  • by bughunter (10093) <bughunterNO@SPAMearthlink.net> on Thursday June 16, 2011 @06:20AM (#36460618) Journal

    anything else is politicians stealing from a group without favor to give to a group that has favor

    Sorry, but that's just your opinion, and a minority opinion in the grand history of the USA. Coincidentally, your opinion is also held by an over-represented minority with a disproportionate voice because they won't shut up, congregate on soap boxes, and shout down (or character assassinate) those who hold opposing views.

    These are facts: Since the United States rejected slavery and moved from an Agrarian economy to an Industrial one, the majority of its citizens (and I mean real people -- not wealthy businessmen hiding behind legal entities for the purpose of avoiding liability for white collar larceny, fraud and neglect -- but human beings), have consistently decided for most of its history that they also require a government that does more, e.g.: provides common universal social services such as education, healthcare, pensions, and mass transportation; maintains, manages and improves the commons, such as roads, ports, radio spectrum, and the environment; and most essentially puts checks and balances on the power of large, wealthy corporate persons to ensure that human beings aren't defrauded, neglected, poisoned, or robbed of their wealth or political influence and to prevent the tragedy of the commons -- something that those who have wanted to commit fraud, larceny and to pillage the commons have never been happy about at all.

    I don't need to provide a citation for these claims, they're obvious to anyone who paid attention in school, or who was born before the Reagan administration. That was about the time that very wealthy special interests finally were able to influence the political process enough to weaken the government's ability to do the last bit, above, while the public was distracted with bread and circuses and watergate/vietnam burnout.

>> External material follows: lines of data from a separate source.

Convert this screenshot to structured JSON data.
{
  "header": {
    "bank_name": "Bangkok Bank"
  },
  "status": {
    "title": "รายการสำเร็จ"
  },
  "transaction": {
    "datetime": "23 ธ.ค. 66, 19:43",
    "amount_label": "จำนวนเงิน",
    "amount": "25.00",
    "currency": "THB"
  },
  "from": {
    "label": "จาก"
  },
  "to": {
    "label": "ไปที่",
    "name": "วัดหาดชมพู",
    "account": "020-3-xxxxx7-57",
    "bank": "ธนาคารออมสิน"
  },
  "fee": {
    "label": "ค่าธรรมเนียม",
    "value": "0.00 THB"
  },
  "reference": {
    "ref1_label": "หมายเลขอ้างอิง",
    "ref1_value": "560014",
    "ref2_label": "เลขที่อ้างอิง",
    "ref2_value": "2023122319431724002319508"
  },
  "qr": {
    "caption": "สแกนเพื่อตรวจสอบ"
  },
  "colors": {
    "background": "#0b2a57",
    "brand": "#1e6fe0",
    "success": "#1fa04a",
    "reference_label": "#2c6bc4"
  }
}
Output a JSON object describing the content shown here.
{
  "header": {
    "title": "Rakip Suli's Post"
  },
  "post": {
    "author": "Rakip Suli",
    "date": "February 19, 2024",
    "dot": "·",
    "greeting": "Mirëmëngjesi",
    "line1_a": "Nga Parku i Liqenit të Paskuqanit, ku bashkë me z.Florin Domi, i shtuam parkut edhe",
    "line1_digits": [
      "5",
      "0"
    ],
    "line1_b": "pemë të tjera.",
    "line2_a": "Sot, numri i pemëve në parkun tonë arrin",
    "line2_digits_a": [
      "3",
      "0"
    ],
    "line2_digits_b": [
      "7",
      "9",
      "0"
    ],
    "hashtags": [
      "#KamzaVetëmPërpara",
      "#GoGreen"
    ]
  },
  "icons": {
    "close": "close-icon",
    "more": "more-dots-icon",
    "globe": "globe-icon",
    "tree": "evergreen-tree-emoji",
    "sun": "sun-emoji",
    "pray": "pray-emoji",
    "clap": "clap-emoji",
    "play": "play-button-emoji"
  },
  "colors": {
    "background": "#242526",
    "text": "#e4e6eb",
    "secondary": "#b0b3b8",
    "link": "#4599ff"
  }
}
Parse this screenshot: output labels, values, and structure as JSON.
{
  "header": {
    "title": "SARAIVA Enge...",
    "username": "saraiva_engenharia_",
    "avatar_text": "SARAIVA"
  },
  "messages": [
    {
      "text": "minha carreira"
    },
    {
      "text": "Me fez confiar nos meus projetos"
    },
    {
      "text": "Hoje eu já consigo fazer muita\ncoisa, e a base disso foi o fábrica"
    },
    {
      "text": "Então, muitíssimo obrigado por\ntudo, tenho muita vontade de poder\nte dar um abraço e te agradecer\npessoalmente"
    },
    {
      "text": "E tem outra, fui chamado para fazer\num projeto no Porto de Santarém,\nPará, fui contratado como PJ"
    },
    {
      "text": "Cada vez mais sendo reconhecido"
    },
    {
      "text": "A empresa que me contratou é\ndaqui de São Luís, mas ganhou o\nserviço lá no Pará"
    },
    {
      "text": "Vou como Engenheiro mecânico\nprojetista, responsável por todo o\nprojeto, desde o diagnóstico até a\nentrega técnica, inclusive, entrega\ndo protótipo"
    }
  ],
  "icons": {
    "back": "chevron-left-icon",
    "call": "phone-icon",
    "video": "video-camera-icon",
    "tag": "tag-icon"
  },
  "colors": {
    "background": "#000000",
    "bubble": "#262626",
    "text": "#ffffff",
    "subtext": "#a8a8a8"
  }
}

    Now this is my opinion, and it's just as valid as yours: The idea that government has a role limited only to the four functions you list is fine in theory, but as soon as you try to make it work in practice, it reverts to a plutocracy -- or worse. So it's no coincidence that its plutocrats and plutocrat-wannabe's (and worse) are the ones who embrace this brand of libertarianism, and are pissed off that they haven't just been handed a license to pillage the commons, steal from the public, and generally be free to behave like sociopaths because they are superior to the hoi polloi. And now that they've had their way with our government for 25 years or so, the commons are being looted, polluted and denuded, the economy is in shambles, and we're well on our way to becoming a full-fledged plutocracy -- or worse.

    The claim that a government which doesn't protect the public from these sociopaths, and which makes public improvements accessible equally to all, is stealing from one group and giving to another that has favor is the epitome of ironic projection. Because the position that government should only soldier, police, convict and incarcerate is held mainly by people who wish to concentrate wealth and power in the hands of a favored few -- themselves -- and would use the soldiers and police to maintain that status quo.

    But that's just my opinion, after fifty years of observation.

The less time planning, the more time programming.

Working...